“Any bump or bang makes our task extremely difficult as the sensitive equipment picks up any noise that we radiate out – we call it ‘self-noise’, which can also give our position away,” explained Able Seaman Tamara Dillow, a sonar specialist aboard Northumberland.
“We also found that turning off the lights around the ship made everyone move around that little bit quieter; if the lights are off in the mess decks then we assume our shipmates are asleep and we try not to disturb them.”
The extended period assigned to the NATO task group also meant Northumberland emptied her fuel tanks as she chased down submarines and chased off bombers. To remain in the game, she took on fuel in the middle of the Norwegian Sea in a double ‘fill-up’ with the French tanker Somme and French frigate Bretagne.
“During high-tempo operations we cannot afford to call into port each time to refuel, and therefore must replenish ourselves at sea,” explained Lieutenant Commander Jeremy Brettell, Northumberland’s Executive Officer and Second in Command, who steered the ship alongside FS Somme for the replenishment at sea.
“Sustaining each and every ship in a task group at sea is absolutely fundamental to the continued delivery of a fighting force.
“Working with our French partners not only proves we can successfully RAS on the high seas, but that we can conduct it with another nation with whom we are building ever-closer ties.”
As the British frigate broke away from the Somme with her fuel tanks topped up, one Frenchman held aloft a replica World Cup trophy to remind the Brits, despite the friendliness on the high seas, one nation was dominant on the football pitch.
Further south, in the waters around the small town of Molde, four Royal Navy minehunters – HMS Grimsby, Hurworth, Cattistock and Ramsey – clustered around mother ship HMS Enterprise.
“Trident Juncture has allowed us to practise our training and hone our mine countermeasure skills in an extreme climate – the climate challenged the entire team, especially the divers, to consider what they are wearing and how to operate in an extremely cold environment,” said Lieutenant Commander Chris Hollingworth, Cattistock’s Commanding Officer.
“By contrast, the ships company will be deploying to the Gulf in the coming months and will then have to learn to adapt to the intense heat.”
The ‘live’ phase of Trident Juncture ends today and will be followed by a fortnight-long command exercise run by headquarters.
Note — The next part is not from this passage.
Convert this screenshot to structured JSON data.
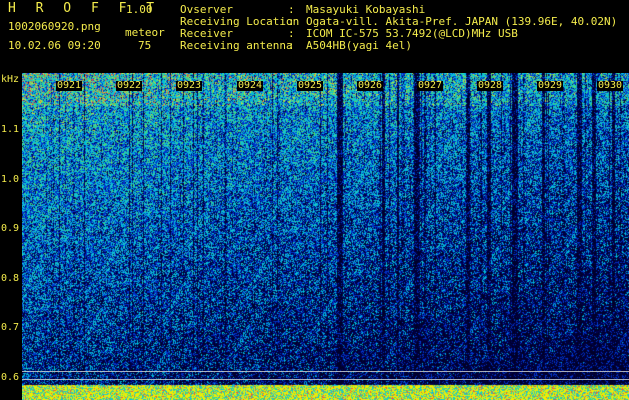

After a few days’ rest in Norway, the Royal Navy’s participants will make their way home – all having benefitted from the experience.
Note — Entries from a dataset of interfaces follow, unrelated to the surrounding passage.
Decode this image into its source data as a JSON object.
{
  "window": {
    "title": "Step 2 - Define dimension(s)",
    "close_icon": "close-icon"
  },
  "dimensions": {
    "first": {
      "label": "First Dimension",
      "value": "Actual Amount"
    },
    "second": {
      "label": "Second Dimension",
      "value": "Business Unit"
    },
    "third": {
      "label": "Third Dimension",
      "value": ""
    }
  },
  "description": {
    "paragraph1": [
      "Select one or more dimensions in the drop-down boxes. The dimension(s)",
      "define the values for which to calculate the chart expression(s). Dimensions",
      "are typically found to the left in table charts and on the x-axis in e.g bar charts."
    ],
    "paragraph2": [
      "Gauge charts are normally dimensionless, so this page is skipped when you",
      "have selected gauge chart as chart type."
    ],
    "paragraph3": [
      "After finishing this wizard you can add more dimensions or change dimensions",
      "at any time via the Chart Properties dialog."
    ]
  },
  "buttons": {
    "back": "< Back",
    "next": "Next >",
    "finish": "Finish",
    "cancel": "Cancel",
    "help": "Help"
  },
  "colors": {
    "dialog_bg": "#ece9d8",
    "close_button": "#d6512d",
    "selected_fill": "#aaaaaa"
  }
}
“Exercise Trident Juncture is a clear and unambiguous demonstration of just why we must stand shoulder to shoulder with our NATO allies,” said Northumberland’s Commanding Officer, Commander Andrew Canale.
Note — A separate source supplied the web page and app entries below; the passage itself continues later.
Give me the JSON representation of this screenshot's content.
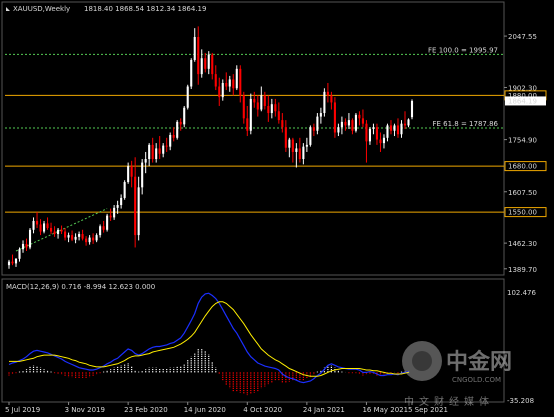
{
  "header": {
    "symbol": "XAUUSD,Weekly",
    "ohlc": "1818.40 1868.54 1812.34 1864.19"
  },
  "macd_header": "MACD(12,26,9) 0.716 -8.994 12.623 0.000",
  "colors": {
    "background": "#000000",
    "bull": "#ffffff",
    "bear": "#ff0000",
    "macd_line": "#1b2fff",
    "signal_line": "#ffee00",
    "hist_pos": "#ffffff",
    "hist_neg": "#ff0000",
    "hline": "#f0a800",
    "fib": "#55cc55",
    "price_box": "#ffffff"
  },
  "watermark": {
    "name": "中金网",
    "domain": "CNGOLD.COM",
    "slogan": "中文财经媒体"
  },
  "chart_data": {
    "type": "candlestick",
    "price_panel": {
      "ylim": [
        1375,
        2110
      ],
      "y_ticks": [
        "2047.55",
        "1902.30",
        "1754.90",
        "1607.50",
        "1462.30",
        "1389.70"
      ],
      "levels": [
        {
          "label": "1880.00",
          "value": 1880,
          "kind": "horizontal"
        },
        {
          "label": "1680.00",
          "value": 1680,
          "kind": "horizontal"
        },
        {
          "label": "1550.00",
          "value": 1550,
          "kind": "horizontal"
        },
        {
          "label": "FE 100.0 = 1995.97",
          "value": 1995.97,
          "kind": "fib"
        },
        {
          "label": "FE 61.8 = 1787.86",
          "value": 1787.86,
          "kind": "fib"
        }
      ],
      "current_price": {
        "label": "1864.19",
        "value": 1864.19
      }
    },
    "macd_panel": {
      "ylim": [
        -35.208,
        102.476
      ],
      "y_ticks": [
        "102.476",
        "-35.208"
      ]
    },
    "x_ticks": [
      "5 Jul 2019",
      "3 Nov 2019",
      "23 Feb 2020",
      "14 Jun 2020",
      "4 Oct 2020",
      "24 Jan 2021",
      "16 May 2021",
      "5 Sep 2021"
    ],
    "candles": [
      [
        1400,
        1415,
        1390,
        1410
      ],
      [
        1410,
        1430,
        1400,
        1405
      ],
      [
        1405,
        1420,
        1395,
        1418
      ],
      [
        1418,
        1450,
        1410,
        1445
      ],
      [
        1445,
        1470,
        1435,
        1460
      ],
      [
        1460,
        1475,
        1440,
        1450
      ],
      [
        1450,
        1505,
        1445,
        1500
      ],
      [
        1500,
        1535,
        1490,
        1525
      ],
      [
        1525,
        1550,
        1505,
        1515
      ],
      [
        1515,
        1530,
        1485,
        1495
      ],
      [
        1495,
        1525,
        1490,
        1518
      ],
      [
        1518,
        1535,
        1500,
        1505
      ],
      [
        1505,
        1520,
        1488,
        1495
      ],
      [
        1495,
        1510,
        1480,
        1488
      ],
      [
        1488,
        1505,
        1475,
        1500
      ],
      [
        1500,
        1512,
        1488,
        1495
      ],
      [
        1495,
        1505,
        1470,
        1478
      ],
      [
        1478,
        1492,
        1465,
        1485
      ],
      [
        1485,
        1498,
        1468,
        1472
      ],
      [
        1472,
        1490,
        1462,
        1480
      ],
      [
        1480,
        1495,
        1470,
        1488
      ],
      [
        1488,
        1500,
        1470,
        1475
      ],
      [
        1475,
        1482,
        1455,
        1465
      ],
      [
        1465,
        1485,
        1458,
        1478
      ],
      [
        1478,
        1490,
        1460,
        1470
      ],
      [
        1470,
        1490,
        1465,
        1485
      ],
      [
        1485,
        1515,
        1478,
        1510
      ],
      [
        1510,
        1525,
        1492,
        1500
      ],
      [
        1500,
        1545,
        1495,
        1540
      ],
      [
        1540,
        1560,
        1525,
        1535
      ],
      [
        1535,
        1570,
        1528,
        1562
      ],
      [
        1562,
        1582,
        1545,
        1570
      ],
      [
        1570,
        1600,
        1560,
        1590
      ],
      [
        1590,
        1640,
        1585,
        1635
      ],
      [
        1635,
        1690,
        1630,
        1680
      ],
      [
        1680,
        1695,
        1620,
        1650
      ],
      [
        1650,
        1705,
        1450,
        1485
      ],
      [
        1485,
        1650,
        1470,
        1620
      ],
      [
        1620,
        1700,
        1600,
        1690
      ],
      [
        1690,
        1720,
        1660,
        1700
      ],
      [
        1700,
        1745,
        1680,
        1740
      ],
      [
        1740,
        1760,
        1690,
        1700
      ],
      [
        1700,
        1745,
        1690,
        1730
      ],
      [
        1730,
        1765,
        1700,
        1715
      ],
      [
        1715,
        1745,
        1705,
        1738
      ],
      [
        1738,
        1760,
        1720,
        1735
      ],
      [
        1735,
        1775,
        1725,
        1768
      ],
      [
        1768,
        1790,
        1750,
        1760
      ],
      [
        1760,
        1810,
        1755,
        1805
      ],
      [
        1805,
        1815,
        1780,
        1798
      ],
      [
        1798,
        1850,
        1790,
        1845
      ],
      [
        1845,
        1910,
        1840,
        1905
      ],
      [
        1905,
        1985,
        1898,
        1980
      ],
      [
        1980,
        2070,
        1975,
        2045
      ],
      [
        2045,
        2075,
        1910,
        1940
      ],
      [
        1940,
        2010,
        1930,
        1985
      ],
      [
        1985,
        2000,
        1945,
        1955
      ],
      [
        1955,
        2005,
        1940,
        1995
      ],
      [
        1995,
        2000,
        1925,
        1940
      ],
      [
        1940,
        1965,
        1895,
        1905
      ],
      [
        1905,
        1930,
        1850,
        1875
      ],
      [
        1875,
        1925,
        1865,
        1915
      ],
      [
        1915,
        1945,
        1895,
        1905
      ],
      [
        1905,
        1935,
        1890,
        1925
      ],
      [
        1925,
        1940,
        1880,
        1900
      ],
      [
        1900,
        1965,
        1895,
        1955
      ],
      [
        1955,
        1965,
        1860,
        1880
      ],
      [
        1880,
        1890,
        1800,
        1815
      ],
      [
        1815,
        1850,
        1765,
        1780
      ],
      [
        1780,
        1885,
        1770,
        1870
      ],
      [
        1870,
        1890,
        1845,
        1860
      ],
      [
        1860,
        1880,
        1820,
        1840
      ],
      [
        1840,
        1905,
        1835,
        1880
      ],
      [
        1880,
        1890,
        1840,
        1850
      ],
      [
        1850,
        1880,
        1805,
        1830
      ],
      [
        1830,
        1870,
        1815,
        1855
      ],
      [
        1855,
        1870,
        1820,
        1835
      ],
      [
        1835,
        1860,
        1800,
        1810
      ],
      [
        1810,
        1830,
        1775,
        1790
      ],
      [
        1790,
        1810,
        1720,
        1732
      ],
      [
        1732,
        1760,
        1705,
        1755
      ],
      [
        1755,
        1760,
        1690,
        1720
      ],
      [
        1720,
        1745,
        1676,
        1730
      ],
      [
        1730,
        1760,
        1690,
        1700
      ],
      [
        1700,
        1745,
        1685,
        1735
      ],
      [
        1735,
        1760,
        1720,
        1740
      ],
      [
        1740,
        1795,
        1735,
        1790
      ],
      [
        1790,
        1800,
        1765,
        1780
      ],
      [
        1780,
        1830,
        1770,
        1820
      ],
      [
        1820,
        1845,
        1800,
        1830
      ],
      [
        1830,
        1900,
        1820,
        1890
      ],
      [
        1890,
        1915,
        1860,
        1880
      ],
      [
        1880,
        1890,
        1840,
        1860
      ],
      [
        1860,
        1875,
        1760,
        1775
      ],
      [
        1775,
        1800,
        1765,
        1790
      ],
      [
        1790,
        1820,
        1770,
        1805
      ],
      [
        1805,
        1815,
        1780,
        1795
      ],
      [
        1795,
        1830,
        1785,
        1810
      ],
      [
        1810,
        1815,
        1770,
        1780
      ],
      [
        1780,
        1830,
        1775,
        1825
      ],
      [
        1825,
        1835,
        1795,
        1815
      ],
      [
        1815,
        1840,
        1790,
        1800
      ],
      [
        1800,
        1810,
        1690,
        1750
      ],
      [
        1750,
        1790,
        1740,
        1785
      ],
      [
        1785,
        1800,
        1770,
        1790
      ],
      [
        1790,
        1800,
        1740,
        1755
      ],
      [
        1755,
        1775,
        1720,
        1745
      ],
      [
        1745,
        1770,
        1730,
        1760
      ],
      [
        1760,
        1800,
        1750,
        1795
      ],
      [
        1795,
        1810,
        1770,
        1780
      ],
      [
        1780,
        1800,
        1765,
        1795
      ],
      [
        1795,
        1815,
        1760,
        1770
      ],
      [
        1770,
        1810,
        1760,
        1800
      ],
      [
        1800,
        1835,
        1785,
        1795
      ],
      [
        1795,
        1815,
        1790,
        1812
      ],
      [
        1818.4,
        1868.54,
        1812.34,
        1864.19
      ]
    ],
    "macd_series": {
      "macd": [
        10,
        12,
        13,
        15,
        17,
        20,
        24,
        27,
        28,
        27,
        26,
        25,
        23,
        21,
        19,
        17,
        14,
        12,
        10,
        8,
        6,
        5,
        4,
        3,
        3,
        4,
        6,
        8,
        11,
        13,
        16,
        18,
        22,
        26,
        30,
        28,
        24,
        22,
        24,
        27,
        30,
        32,
        33,
        33,
        34,
        35,
        37,
        38,
        41,
        44,
        50,
        58,
        66,
        75,
        88,
        96,
        100,
        101,
        98,
        94,
        88,
        80,
        72,
        64,
        56,
        50,
        42,
        34,
        26,
        20,
        16,
        12,
        10,
        8,
        7,
        6,
        5,
        3,
        -2,
        -5,
        -7,
        -8,
        -10,
        -12,
        -13,
        -12,
        -11,
        -8,
        -4,
        -1,
        4,
        9,
        11,
        9,
        7,
        6,
        5,
        4,
        4,
        4,
        3,
        0,
        0,
        1,
        0,
        -2,
        -4,
        -4,
        -3,
        -3,
        -2,
        -3,
        -1,
        0,
        1
      ],
      "signal": [
        14,
        14,
        14,
        14,
        15,
        16,
        17,
        18,
        20,
        21,
        22,
        22,
        22,
        22,
        21,
        20,
        19,
        18,
        16,
        15,
        13,
        12,
        11,
        9,
        8,
        7,
        7,
        7,
        8,
        9,
        10,
        11,
        13,
        15,
        18,
        20,
        21,
        21,
        22,
        23,
        24,
        26,
        27,
        28,
        29,
        30,
        31,
        32,
        34,
        36,
        39,
        42,
        46,
        51,
        58,
        65,
        72,
        78,
        84,
        88,
        90,
        90,
        88,
        84,
        80,
        74,
        68,
        62,
        55,
        48,
        42,
        36,
        30,
        26,
        22,
        19,
        16,
        14,
        11,
        8,
        5,
        3,
        1,
        -1,
        -3,
        -4,
        -5,
        -5,
        -5,
        -4,
        -2,
        0,
        2,
        3,
        4,
        5,
        5,
        5,
        5,
        5,
        5,
        4,
        3,
        3,
        2,
        2,
        1,
        0,
        -1,
        -1,
        -2,
        -2,
        -2,
        -1,
        0
      ]
    }
  }
}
“Operating in a large multi-national task group is not easy and needs commitment and willing from us all. The opportunity to replenish with our French Navy colleagues was a useful reminder of the close military links that exist between our two navies.”